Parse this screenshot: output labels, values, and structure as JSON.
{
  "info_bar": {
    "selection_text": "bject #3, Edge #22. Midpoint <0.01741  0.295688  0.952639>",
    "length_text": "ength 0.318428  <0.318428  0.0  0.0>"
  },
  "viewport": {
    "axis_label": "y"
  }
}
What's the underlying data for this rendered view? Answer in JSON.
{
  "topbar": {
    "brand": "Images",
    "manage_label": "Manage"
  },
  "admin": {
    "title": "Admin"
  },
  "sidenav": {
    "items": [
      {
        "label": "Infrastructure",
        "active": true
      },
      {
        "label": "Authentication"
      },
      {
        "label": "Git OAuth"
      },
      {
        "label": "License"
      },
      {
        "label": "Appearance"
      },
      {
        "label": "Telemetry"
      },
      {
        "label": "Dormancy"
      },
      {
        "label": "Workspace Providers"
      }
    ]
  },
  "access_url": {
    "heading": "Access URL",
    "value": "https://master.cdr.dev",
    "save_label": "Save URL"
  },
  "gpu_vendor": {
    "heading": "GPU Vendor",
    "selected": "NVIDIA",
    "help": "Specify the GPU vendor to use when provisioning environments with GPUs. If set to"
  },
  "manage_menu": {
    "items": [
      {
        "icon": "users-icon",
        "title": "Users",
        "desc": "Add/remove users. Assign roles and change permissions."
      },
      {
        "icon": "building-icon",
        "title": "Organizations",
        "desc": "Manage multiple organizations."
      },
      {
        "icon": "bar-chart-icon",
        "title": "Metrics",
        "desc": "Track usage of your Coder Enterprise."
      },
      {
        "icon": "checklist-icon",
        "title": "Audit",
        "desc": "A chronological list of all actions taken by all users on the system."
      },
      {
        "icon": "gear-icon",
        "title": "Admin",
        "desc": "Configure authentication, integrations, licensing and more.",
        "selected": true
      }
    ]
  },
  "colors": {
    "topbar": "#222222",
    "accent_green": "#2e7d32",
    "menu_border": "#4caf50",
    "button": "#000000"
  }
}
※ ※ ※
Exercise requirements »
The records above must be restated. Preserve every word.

Reply »
Parse this screenshot: output labels, values, and structure as JSON.
{
  "info_bar": {
    "selection_text": "bject #3, Edge #22. Midpoint <0.01741  0.295688  0.952639>",
    "length_text": "ength 0.318428  <0.318428  0.0  0.0>"
  },
  "viewport": {
    "axis_label": "y"
  }
}
What's the underlying data for this rendered view? Answer in JSON.
{
  "topbar": {
    "brand": "Images",
    "manage_label": "Manage"
  },
  "admin": {
    "title": "Admin"
  },
  "sidenav": {
    "items": [
      {
        "label": "Infrastructure",
        "active": true
      },
      {
        "label": "Authentication"
      },
      {
        "label": "Git OAuth"
      },
      {
        "label": "License"
      },
      {
        "label": "Appearance"
      },
      {
        "label": "Telemetry"
      },
      {
        "label": "Dormancy"
      },
      {
        "label": "Workspace Providers"
      }
    ]
  },
  "access_url": {
    "heading": "Access URL",
    "value": "https://master.cdr.dev",
    "save_label": "Save URL"
  },
  "gpu_vendor": {
    "heading": "GPU Vendor",
    "selected": "NVIDIA",
    "help": "Specify the GPU vendor to use when provisioning environments with GPUs. If set to"
  },
  "manage_menu": {
    "items": [
      {
        "icon": "users-icon",
        "title": "Users",
        "desc": "Add/remove users. Assign roles and change permissions."
      },
      {
        "icon": "building-icon",
        "title": "Organizations",
        "desc": "Manage multiple organizations."
      },
      {
        "icon": "bar-chart-icon",
        "title": "Metrics",
        "desc": "Track usage of your Coder Enterprise."
      },
      {
        "icon": "checklist-icon",
        "title": "Audit",
        "desc": "A chronological list of all actions taken by all users on the system."
      },
      {
        "icon": "gear-icon",
        "title": "Admin",
        "desc": "Configure authentication, integrations, licensing and more.",
        "selected": true
      }
    ]
  },
  "colors": {
    "topbar": "#222222",
    "accent_green": "#2e7d32",
    "menu_border": "#4caf50",
    "button": "#000000"
  }
}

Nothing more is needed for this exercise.